▸ **RECORDS**:
*** Block opens ***
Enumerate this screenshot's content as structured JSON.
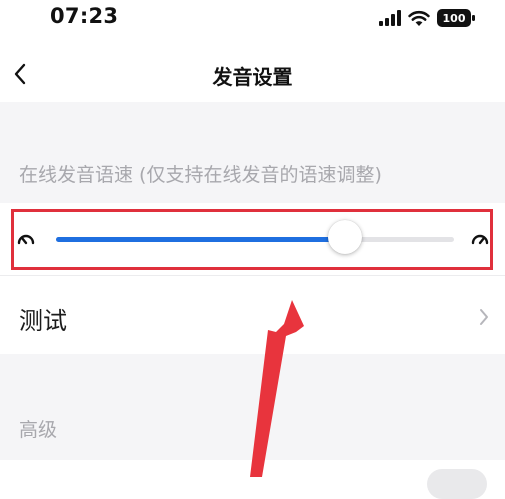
{
  "status_bar": {
    "time": "07:23",
    "battery_label": "100",
    "icons": [
      "signal-icon",
      "wifi-icon",
      "battery-icon"
    ]
  },
  "nav": {
    "back_icon": "chevron-left-icon",
    "title": "发音设置"
  },
  "speech_speed": {
    "section_label": "在线发音语速 (仅支持在线发音的语速调整)",
    "slow_icon": "speedometer-slow-icon",
    "fast_icon": "speedometer-fast-icon",
    "value_fraction": 0.725
  },
  "test_row": {
    "label": "测试",
    "chevron_icon": "chevron-right-icon"
  },
  "advanced": {
    "section_label": "高级",
    "toggle_on": false
  },
  "colors": {
    "accent": "#1f6fe0",
    "highlight": "#e0303c",
    "annotation_arrow": "#e8343d"
  }
}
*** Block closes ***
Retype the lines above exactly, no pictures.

Enumerate this screenshot's content as structured JSON.
{
  "status_bar": {
    "time": "07:23",
    "battery_label": "100",
    "icons": [
      "signal-icon",
      "wifi-icon",
      "battery-icon"
    ]
  },
  "nav": {
    "back_icon": "chevron-left-icon",
    "title": "发音设置"
  },
  "speech_speed": {
    "section_label": "在线发音语速 (仅支持在线发音的语速调整)",
    "slow_icon": "speedometer-slow-icon",
    "fast_icon": "speedometer-fast-icon",
    "value_fraction": 0.725
  },
  "test_row": {
    "label": "测试",
    "chevron_icon": "chevron-right-icon"
  },
  "advanced": {
    "section_label": "高级",
    "toggle_on": false
  },
  "colors": {
    "accent": "#1f6fe0",
    "highlight": "#e0303c",
    "annotation_arrow": "#e8343d"
  }
}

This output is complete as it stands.